However the price tag of some “creativity” can be daunting.
I have wonderful friends and many helped me in many ways. Today I’ll describe mostly the story of these 4 dining chairs.
The chairs were bought at a charity sale in Nettlebed. Nettlebed is on the way to Reading in the UK and is a lovely place tucked away in the Berkshire forest. This charity sale if for the profit of the Sue Ryder hospice and actually happens on the hospice grounds. It buzzes with volunteers and shoppers. You’ll need to pay a very small fee of 50p to get to the ground, then the sky’s the limit. There is everything. I am not kidding, from tools to clothes to crockery to books to furniture… And so many opportunities to use objects differently that what they were initially intended for (honestly sometimes it is not always clear what was the initial use, yeah to creativity).

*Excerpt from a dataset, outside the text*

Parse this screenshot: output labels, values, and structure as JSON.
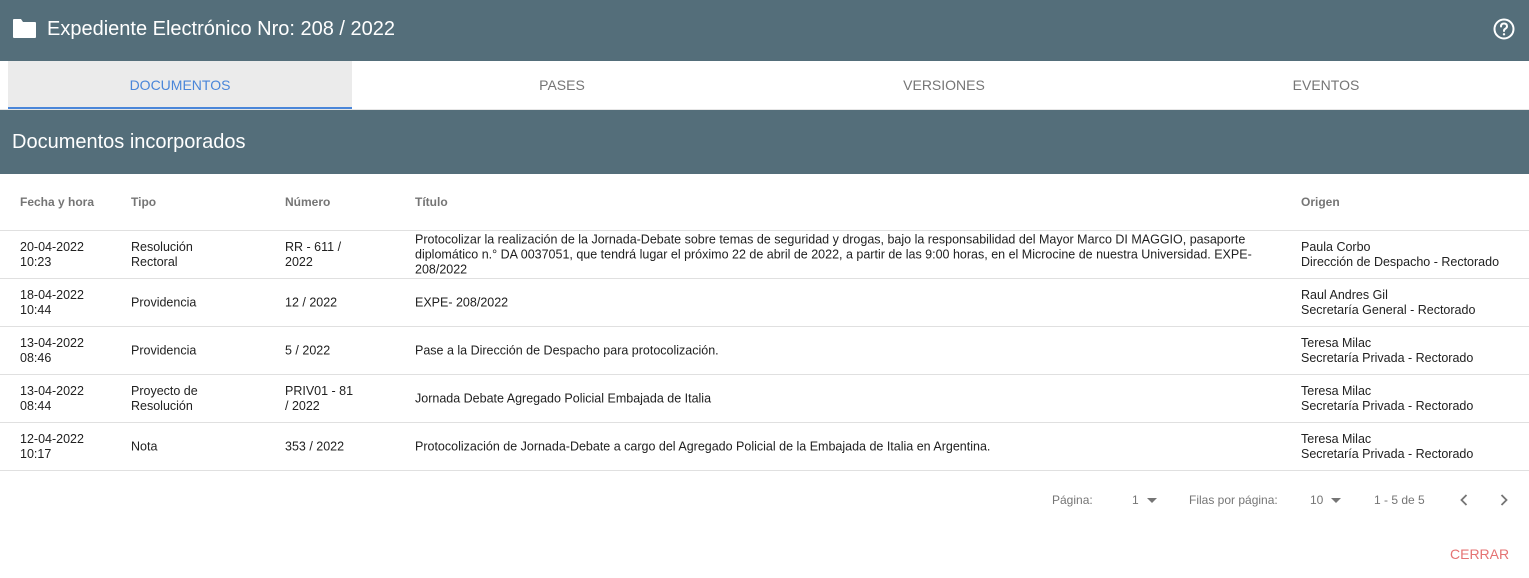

The intention for this visit was to buy chairs, 4 wooden dining chairs. I was lucky enough to be with a cabinet maker friend of mine to help me making sure I was purchasing sturdy chairs.
I fell in love with the one I bought for the wrong reasons: I really like the upholstery fabric.
It is the wrong reason since I know that fabric was likely to be close to its past date and fabric can be easily purchased at a low price, compared to the chairs. These also have a panel of marquetry.
A few repairs were needed which my friend Chris completed. Do have a look at his blog, he does wonderful things with wood.
The idea behind buying these sturdy chairs was to paint them a cream colour. I have to admit I was keen on a non-distressed shabby chic look.
These chairs have a removable sitting cushion. This meant sanding and reupholstering could happen the other way round. That was important since I didn't fancy sanding outside in the cold winter. Instead I could have fun with the electric staple gun, nice and warm.
Choose a good film, get the right pliers and take all those pesky staples out! Each chair had about 150. I thought I could do the same job with 50 only.
Once the fabric was removed, I washed it twice to remove all the stains.
Aligning the fabric and the padding to create that extra layer.
Ta daaaaaaaam. 4 chairs cleaned and reupholstered.
Now that the summer had arrived, the sanding can commence.
I first started by hand. Why bother? The varnish was so thick it bloated the paper within 3 strokes. I took the rotary sander out and borrowed a garden.
I always wear a mask and clothes that I can trash for jobs like that. As much as possible with long sleeves and long legs. Next time I'll wear protective goggles too and I'm tempted to get a proper face mask. That fine sanded powder goes absolutely everywhere, I guess it goes also in my lungs.
One only really needs to create a rough surface to get the primer to stick. So no need to be perfect, my paint would cover it all after.
Back to the borrowed garden a few weeks later for the painting.
Choosing the right paint was not easy. I wanted gloss and knew for a fact that applying gloss with a brush without creating streaks is extremely difficult. A chair is made of a lot of panels of woods and managing the corners of each of these panels would be hit and miss.
I went for spray paint in the end. Less choice but sooooooooo much easier to apply. I had a lot of fun.
|Smack bang in the middle, to avoid spraying random stuff.|
|So much fun!|
Really, do let them breathe.
The gloss spray paint was more expensive however really worth it in the end. The result is really good. It took about 1.5 cans to achieve this. It took me less than 2 hours to paint well 4 chairs with gloss. Unbeatable.
|Chairs having a bit of a natter after their makeover|